Jessica Miller-Merrell | , , , , , , , , ,| By
Be remarkable. Transform your business by finding your “purple cow.”
That’s the underlying message of Seth Godin’s Purple Cow. As a long time reader of Seth’s blog, I’m familiar with his simple casual style and messaging. It’s honest, forthright and to the point. Something that many businesses, marketers, and individuals are not. That’s what makes Seth and his messages so refreshing.
Earlier this year I read Seth’s book, Linchpin and felt like in many ways it was written for me. I just wish I had discovered his book two years ago when I left the corporate world after trying to position myself as the company lynchpin. It didn’t work out how I had hoped, and I instead made the decision to do something bigger and better by working to become an industry linchpin. This role is much more fulfilling than I ever imagined, but it’s not easy. It’s more than a full time job.

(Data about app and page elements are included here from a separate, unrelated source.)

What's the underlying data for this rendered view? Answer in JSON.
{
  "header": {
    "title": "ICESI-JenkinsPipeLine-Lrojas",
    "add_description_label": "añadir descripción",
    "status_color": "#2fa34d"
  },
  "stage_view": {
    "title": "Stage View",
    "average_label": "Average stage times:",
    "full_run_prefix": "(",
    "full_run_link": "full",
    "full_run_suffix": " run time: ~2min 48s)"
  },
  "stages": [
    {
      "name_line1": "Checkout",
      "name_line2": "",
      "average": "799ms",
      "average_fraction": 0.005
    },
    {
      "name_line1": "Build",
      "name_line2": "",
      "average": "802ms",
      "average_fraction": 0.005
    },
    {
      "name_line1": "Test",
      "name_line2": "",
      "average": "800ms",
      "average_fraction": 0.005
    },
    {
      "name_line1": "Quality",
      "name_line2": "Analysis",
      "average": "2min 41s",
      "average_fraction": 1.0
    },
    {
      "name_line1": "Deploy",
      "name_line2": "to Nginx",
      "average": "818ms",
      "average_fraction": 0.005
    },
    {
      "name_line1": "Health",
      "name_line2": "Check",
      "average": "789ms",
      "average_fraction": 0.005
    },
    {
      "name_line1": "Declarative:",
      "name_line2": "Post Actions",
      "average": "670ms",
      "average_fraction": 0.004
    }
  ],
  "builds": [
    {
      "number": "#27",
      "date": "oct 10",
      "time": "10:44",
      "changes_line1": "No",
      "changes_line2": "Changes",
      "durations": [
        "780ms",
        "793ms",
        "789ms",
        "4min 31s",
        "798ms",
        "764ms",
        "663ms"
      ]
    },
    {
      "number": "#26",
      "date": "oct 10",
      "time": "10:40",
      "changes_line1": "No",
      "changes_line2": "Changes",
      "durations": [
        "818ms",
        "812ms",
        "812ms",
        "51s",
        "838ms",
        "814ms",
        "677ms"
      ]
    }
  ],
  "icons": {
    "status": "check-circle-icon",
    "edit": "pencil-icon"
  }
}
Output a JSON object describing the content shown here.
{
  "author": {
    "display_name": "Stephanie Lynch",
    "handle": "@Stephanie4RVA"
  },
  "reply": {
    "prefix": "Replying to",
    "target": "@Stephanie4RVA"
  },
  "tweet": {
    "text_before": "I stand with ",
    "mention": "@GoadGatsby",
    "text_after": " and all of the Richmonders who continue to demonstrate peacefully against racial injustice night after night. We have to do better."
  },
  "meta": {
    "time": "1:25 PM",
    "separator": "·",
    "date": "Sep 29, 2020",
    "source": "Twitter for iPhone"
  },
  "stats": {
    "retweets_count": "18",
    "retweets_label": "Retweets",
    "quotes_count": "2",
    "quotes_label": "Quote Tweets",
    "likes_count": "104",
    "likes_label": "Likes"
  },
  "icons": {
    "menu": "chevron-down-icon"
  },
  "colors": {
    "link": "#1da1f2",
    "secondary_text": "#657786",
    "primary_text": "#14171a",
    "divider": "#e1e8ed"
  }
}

My favorite color happens to be purple although that’s not the only reason this book resonated with me. His book discusses the changing world in which we live where traditional marketing and business tactics are no as longer effective. Brands and businesses grew at unparalleled levels due to a simple marketing formula — television. But then the television market became over-saturated. We tuned out, DVRed, and fast forwarded through commercials, but marketers haven’t adapted and are still operating using their old-school winning and product marketing formulas.
When it comes to the human resources, talent, and recruitment industries, I feel the same way. Human resource vendors are taking old approaches flooding practitioner’s email accounts with thousands of messages and leaving voicemail upon voicemail. As a service provider myself, I am seeing the other and sometimes ugly side of the HR industry. For a mere $10,000 I can purchase 1,000 leads of human resource and industry practitioners. A well-respected online community that offers this marketing solution to its vendors happens to be the largest HR community online, HR.com. As a former HR practitioner, I had no idea this practice even existed, and if I did, I would have promptly deleted my account. As a business owner and professional, it’s not something that I think I could ever bring myself to do.
Godin calls purple cow’s companies who possess otaku, a Japanese term that references people and business who are obsessive about their passions. These otaku show themselves in different ways — an amazing culture like Zappos, great coffee like Starbucks, or perhaps a passionate HR and talent blog like Blogging4Jobs.
Otaku. I Like Cows & My Favorite Color is Purple.
In the fast-moving marketing and technology world, Purple Cow was written a lifetime ago, in 2002 and is more relevant today in the changing social media and influence space than it ever was before. Perhaps HR.com and other vendors either inside or outside our space can take a page from Godin and his book. Being a Purple Cow takes work, but I can say it’s worth all the effort.